not so little anymore
The biggest downside to D’s most recent South Africa trip was that he was away for Munchkin’s fourth birthday. D made it back for the party, but could not accompany the little man to school to mark his special day with his classmates. The little man, meanwhile, has quietly grown up quite a bit – especially over the last several months.
It’s incredible how quickly we put bad experiences in the rear view mirror and scrub pain and suffering from our consciousness. Developmentally, Munchkin seemed to turn a corner when we went to South Africa for R&R, dropping many of the most dreadful habits that had characterized his “threenagerhood” and made life supremely unpleasant for the better part of the previous year. As soon as Munchkin’s behavior changed for the better, we wiped those recollections from our memories; thinking on those rough times now makes us shudder and thank our lucky stars that those days are behind us.
The most immediately noticeable change has been in Munchkin’s sleeping habits.

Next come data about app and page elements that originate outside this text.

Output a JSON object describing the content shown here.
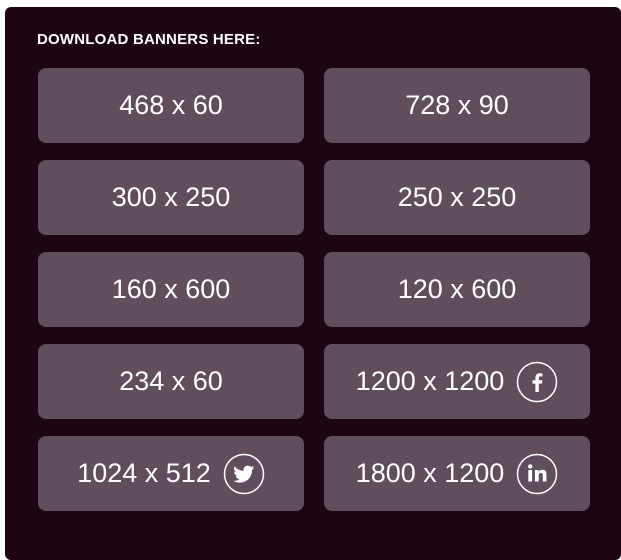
{
  "heading": "DOWNLOAD BANNERS HERE:",
  "colors": {
    "panel_background": "#1e0513",
    "button_background": "#604e5d",
    "text": "#ffffff"
  },
  "banners": [
    {
      "label": "468 x 60"
    },
    {
      "label": "728 x 90"
    },
    {
      "label": "300 x 250"
    },
    {
      "label": "250 x 250"
    },
    {
      "label": "160 x 600"
    },
    {
      "label": "120 x 600"
    },
    {
      "label": "234 x 60"
    },
    {
      "label": "1200 x 1200",
      "icon": "facebook-icon"
    },
    {
      "label": "1024 x 512",
      "icon": "twitter-icon"
    },
    {
      "label": "1800 x 1200",
      "icon": "linkedin-icon"
    }
  ]
}
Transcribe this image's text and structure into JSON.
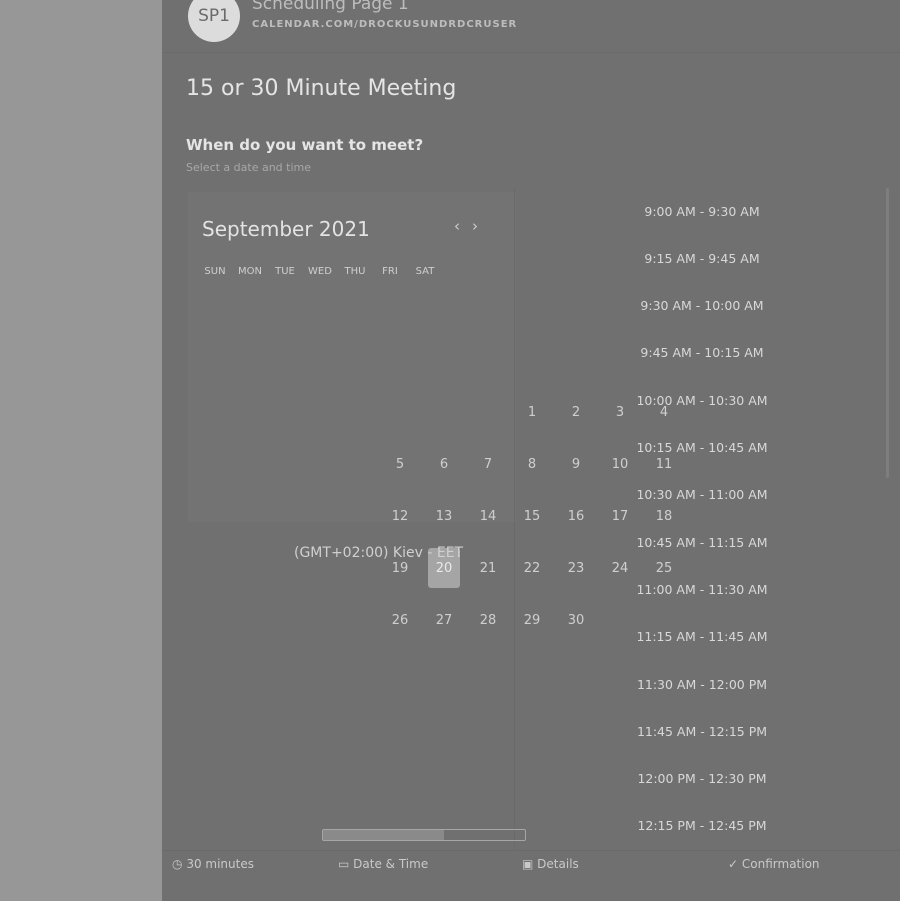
{
  "header": {
    "avatar_text": "SP1",
    "title": "Scheduling Page 1",
    "subtitle": "CALENDAR.COM/DROCKUSUNDRDCRUSER"
  },
  "meeting": {
    "title": "15 or 30 Minute Meeting",
    "question": "When do you want to meet?",
    "hint": "Select a date and time"
  },
  "calendar": {
    "month_label": "September 2021",
    "nav_prev": "‹",
    "nav_next": "›",
    "weekdays": [
      "SUN",
      "MON",
      "TUE",
      "WED",
      "THU",
      "FRI",
      "SAT"
    ],
    "rows": [
      [
        "",
        "",
        "",
        "1",
        "2",
        "3",
        "4"
      ],
      [
        "5",
        "6",
        "7",
        "8",
        "9",
        "10",
        "11"
      ],
      [
        "12",
        "13",
        "14",
        "15",
        "16",
        "17",
        "18"
      ],
      [
        "19",
        "20",
        "21",
        "22",
        "23",
        "24",
        "25"
      ],
      [
        "26",
        "27",
        "28",
        "29",
        "30",
        "",
        ""
      ]
    ],
    "selected_day": "20"
  },
  "timezone": "(GMT+02:00) Kiev - EET",
  "time_slots": [
    "9:00 AM - 9:30 AM",
    "9:15 AM - 9:45 AM",
    "9:30 AM - 10:00 AM",
    "9:45 AM - 10:15 AM",
    "10:00 AM - 10:30 AM",
    "10:15 AM - 10:45 AM",
    "10:30 AM - 11:00 AM",
    "10:45 AM - 11:15 AM",
    "11:00 AM - 11:30 AM",
    "11:15 AM - 11:45 AM",
    "11:30 AM - 12:00 PM",
    "11:45 AM - 12:15 PM",
    "12:00 PM - 12:30 PM",
    "12:15 PM - 12:45 PM"
  ],
  "footer": {
    "items": [
      "30 minutes",
      "Date & Time",
      "Details",
      "Confirmation"
    ]
  }
}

Even before the baby arrived last summer, rare was the night when he did not rouse us from our sleep at some unholy hour. And with Junebug’s birth, this tendency appeared to intensify. For ten months or so, beginning roughly around Munchkin’s third birthday, we were up at least once – and frequently several times – a night: to give Munchkin food or water, read him an extra bedtime story, turn on bed lights, and tuck him in. Sometimes these interventions lasted only a few minutes; not infrequently at least one of us would be up for several hours in the dead of night….
…And then a switch flipped somewhere in his brain. It’s not that he stopped getting up in the middle of the night – he still does that from time to time; it’s that these occasions have become much fewer and farther between and, more often than not, he seems to be content to simply crawl into our bed and resume his sleep. And whereas before he would usually be up for the day around dawn, now he not infrequently sleeps through our alarms and we wind up dressing him for school while he is still clinging to his dream-world. The positive effect of the extra sleep on our dispositions cannot be overstated.
Gone also are the incessant whining and frequent tantrums that characterized Munchkin’s third revolution around the sun. That’s not to say that he is now completely tantrum-free, but almost – and the contrast with even a few months ago, when he would flare up multiple times per day, could not be more dramatic. Nowadays when he is upset, Munchkin grows quietly sullen and informs us that we are no longer his best friends, or that whichever one of us has fallen out of favor will no longer be allowed to drop him off at school or read him bedtime stories – threats that break our hearts just a tiny bit even as we stifle our smiles at their precocious absurdity.
The one sad aspect of Munchkin’s recent developmental leap – at least for D – is that Russian has pretty much fallen by the wayside as a result of Munchkin’s relentlessly expanding curiosity. For nearly four years, D doggedly spoke to Munchkin almost exclusively in his mother tongue. Now that the Munch asks myriad complex questions about everything under the sun, D realized that he faced a choice: either continue to speak in Russian, utilizing increasingly complex vocabulary Munchkin would not understand or provide the intellectual engagement the little man is clearly craving in English. D chose the latter.
As for the birthday party, it was a wild affair – quite possibly the rowdiest party we’ve thrown during our year-and-a-half in Kigali. S set up a cookie-making station, and there were at least twice as many sprinkles decorating our deck the following morning as had made it onto the cookies themselves. Almost every child in attendance cried at one point or another, but talking with their parents afterwards it seems that a great time was had by all.